■ Brief: Only the lines that hold the word "Observaciones" are wanted from this listing.

■ Material provided:

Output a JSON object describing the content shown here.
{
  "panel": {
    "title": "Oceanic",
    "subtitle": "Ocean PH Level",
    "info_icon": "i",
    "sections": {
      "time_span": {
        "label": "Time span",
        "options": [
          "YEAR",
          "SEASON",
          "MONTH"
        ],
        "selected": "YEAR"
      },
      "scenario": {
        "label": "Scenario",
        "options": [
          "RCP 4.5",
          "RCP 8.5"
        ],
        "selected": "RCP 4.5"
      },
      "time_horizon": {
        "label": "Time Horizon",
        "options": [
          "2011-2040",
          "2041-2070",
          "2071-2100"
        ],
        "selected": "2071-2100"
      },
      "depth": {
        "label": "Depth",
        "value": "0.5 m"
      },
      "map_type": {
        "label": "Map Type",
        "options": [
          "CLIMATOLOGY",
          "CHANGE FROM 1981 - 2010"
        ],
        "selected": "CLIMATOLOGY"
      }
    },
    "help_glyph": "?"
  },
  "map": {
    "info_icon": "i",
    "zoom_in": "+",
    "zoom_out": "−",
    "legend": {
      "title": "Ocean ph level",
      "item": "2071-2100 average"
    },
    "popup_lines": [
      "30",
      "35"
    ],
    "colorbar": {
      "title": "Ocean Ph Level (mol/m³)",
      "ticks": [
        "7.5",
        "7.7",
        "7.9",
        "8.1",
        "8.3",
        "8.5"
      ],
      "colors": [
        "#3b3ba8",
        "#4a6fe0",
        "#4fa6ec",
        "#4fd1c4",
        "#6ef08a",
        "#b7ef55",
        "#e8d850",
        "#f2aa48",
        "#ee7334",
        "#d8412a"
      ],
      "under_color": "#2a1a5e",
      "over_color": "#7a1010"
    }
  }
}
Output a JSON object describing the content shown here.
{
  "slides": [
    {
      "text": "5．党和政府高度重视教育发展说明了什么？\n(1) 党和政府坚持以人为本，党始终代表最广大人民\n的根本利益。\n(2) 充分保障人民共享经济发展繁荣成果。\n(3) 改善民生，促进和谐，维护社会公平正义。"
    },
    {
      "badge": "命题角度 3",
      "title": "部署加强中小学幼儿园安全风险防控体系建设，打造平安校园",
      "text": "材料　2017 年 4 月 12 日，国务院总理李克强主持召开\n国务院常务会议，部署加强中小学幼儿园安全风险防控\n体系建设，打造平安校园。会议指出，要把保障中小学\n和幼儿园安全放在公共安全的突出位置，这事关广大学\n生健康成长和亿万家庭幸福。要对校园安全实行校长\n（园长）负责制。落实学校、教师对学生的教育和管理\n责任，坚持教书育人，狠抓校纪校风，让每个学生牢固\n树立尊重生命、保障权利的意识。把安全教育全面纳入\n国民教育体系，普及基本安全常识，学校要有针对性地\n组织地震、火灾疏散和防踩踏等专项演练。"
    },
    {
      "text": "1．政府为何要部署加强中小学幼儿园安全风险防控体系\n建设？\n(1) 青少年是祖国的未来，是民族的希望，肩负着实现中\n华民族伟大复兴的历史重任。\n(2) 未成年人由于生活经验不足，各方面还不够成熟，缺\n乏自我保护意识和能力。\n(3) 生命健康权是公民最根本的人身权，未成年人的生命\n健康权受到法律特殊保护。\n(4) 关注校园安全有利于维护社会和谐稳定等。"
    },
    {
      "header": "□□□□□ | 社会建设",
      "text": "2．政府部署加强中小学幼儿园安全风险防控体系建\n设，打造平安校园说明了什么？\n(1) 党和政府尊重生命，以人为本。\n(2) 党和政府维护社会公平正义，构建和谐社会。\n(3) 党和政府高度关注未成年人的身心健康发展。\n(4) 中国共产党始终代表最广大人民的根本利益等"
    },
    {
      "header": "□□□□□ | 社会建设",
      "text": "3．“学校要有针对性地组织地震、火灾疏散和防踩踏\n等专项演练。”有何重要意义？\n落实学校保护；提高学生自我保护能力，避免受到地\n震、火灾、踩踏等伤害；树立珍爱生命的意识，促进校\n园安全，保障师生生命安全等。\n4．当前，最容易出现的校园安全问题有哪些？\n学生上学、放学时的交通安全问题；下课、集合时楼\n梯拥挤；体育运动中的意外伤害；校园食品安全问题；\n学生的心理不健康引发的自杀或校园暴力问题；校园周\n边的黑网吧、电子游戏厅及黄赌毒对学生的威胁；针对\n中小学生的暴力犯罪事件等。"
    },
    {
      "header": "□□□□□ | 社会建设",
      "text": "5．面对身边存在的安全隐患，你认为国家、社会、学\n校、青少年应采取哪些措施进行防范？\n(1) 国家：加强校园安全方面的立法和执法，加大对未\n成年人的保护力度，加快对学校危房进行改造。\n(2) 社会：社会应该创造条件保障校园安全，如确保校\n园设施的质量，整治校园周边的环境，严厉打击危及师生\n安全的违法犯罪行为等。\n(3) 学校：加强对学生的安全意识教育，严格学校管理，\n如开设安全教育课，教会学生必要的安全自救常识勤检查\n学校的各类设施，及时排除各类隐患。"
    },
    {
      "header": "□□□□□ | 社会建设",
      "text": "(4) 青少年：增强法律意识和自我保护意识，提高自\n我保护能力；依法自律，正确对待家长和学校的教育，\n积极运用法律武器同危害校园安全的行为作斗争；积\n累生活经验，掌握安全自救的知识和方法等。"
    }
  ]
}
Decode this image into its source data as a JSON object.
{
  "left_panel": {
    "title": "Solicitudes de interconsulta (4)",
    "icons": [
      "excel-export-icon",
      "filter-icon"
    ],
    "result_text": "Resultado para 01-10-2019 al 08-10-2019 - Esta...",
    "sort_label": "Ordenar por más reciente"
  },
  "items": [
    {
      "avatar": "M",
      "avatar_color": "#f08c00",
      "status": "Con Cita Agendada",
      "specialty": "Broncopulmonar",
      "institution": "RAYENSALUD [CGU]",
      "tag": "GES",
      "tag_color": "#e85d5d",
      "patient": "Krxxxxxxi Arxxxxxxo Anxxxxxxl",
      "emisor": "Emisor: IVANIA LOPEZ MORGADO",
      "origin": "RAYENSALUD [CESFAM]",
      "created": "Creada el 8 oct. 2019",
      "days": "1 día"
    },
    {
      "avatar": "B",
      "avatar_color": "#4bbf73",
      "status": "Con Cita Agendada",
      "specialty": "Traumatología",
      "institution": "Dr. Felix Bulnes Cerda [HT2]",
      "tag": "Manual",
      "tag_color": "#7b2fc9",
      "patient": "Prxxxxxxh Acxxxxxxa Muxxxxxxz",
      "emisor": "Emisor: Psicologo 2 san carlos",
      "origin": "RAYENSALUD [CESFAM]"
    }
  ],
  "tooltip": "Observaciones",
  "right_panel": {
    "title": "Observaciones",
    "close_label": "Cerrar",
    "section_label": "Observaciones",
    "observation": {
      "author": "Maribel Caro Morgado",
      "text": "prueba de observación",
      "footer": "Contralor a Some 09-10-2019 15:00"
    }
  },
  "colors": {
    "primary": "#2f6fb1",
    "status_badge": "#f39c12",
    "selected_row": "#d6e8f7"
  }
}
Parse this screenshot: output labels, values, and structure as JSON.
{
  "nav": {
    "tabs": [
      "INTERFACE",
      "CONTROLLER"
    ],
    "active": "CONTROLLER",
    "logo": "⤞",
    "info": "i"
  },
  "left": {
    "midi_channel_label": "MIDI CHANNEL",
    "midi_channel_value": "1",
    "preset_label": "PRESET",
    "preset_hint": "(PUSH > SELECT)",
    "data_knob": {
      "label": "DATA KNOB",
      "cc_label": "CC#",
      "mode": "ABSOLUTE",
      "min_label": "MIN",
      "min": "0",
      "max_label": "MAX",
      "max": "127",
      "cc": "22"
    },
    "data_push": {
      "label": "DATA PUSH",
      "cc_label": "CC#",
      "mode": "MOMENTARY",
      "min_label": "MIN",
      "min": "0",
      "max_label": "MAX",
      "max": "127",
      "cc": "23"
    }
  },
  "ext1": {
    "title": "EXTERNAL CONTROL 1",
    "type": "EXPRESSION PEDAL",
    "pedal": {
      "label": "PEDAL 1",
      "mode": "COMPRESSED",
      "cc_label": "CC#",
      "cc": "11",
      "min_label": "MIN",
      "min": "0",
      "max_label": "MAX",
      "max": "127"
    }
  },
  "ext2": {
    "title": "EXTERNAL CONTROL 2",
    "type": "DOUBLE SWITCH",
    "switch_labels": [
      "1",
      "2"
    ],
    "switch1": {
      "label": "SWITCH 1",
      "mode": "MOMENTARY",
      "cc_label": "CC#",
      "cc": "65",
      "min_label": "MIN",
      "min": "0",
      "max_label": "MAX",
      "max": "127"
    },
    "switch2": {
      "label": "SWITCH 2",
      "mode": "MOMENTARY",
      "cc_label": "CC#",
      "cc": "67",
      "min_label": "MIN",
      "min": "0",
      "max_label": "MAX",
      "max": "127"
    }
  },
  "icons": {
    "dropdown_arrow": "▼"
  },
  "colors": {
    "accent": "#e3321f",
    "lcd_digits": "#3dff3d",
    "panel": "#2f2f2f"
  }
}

■ Solved problem:
  "tooltip": "Observaciones",
    "title": "Observaciones",
    "section_label": "Observaciones",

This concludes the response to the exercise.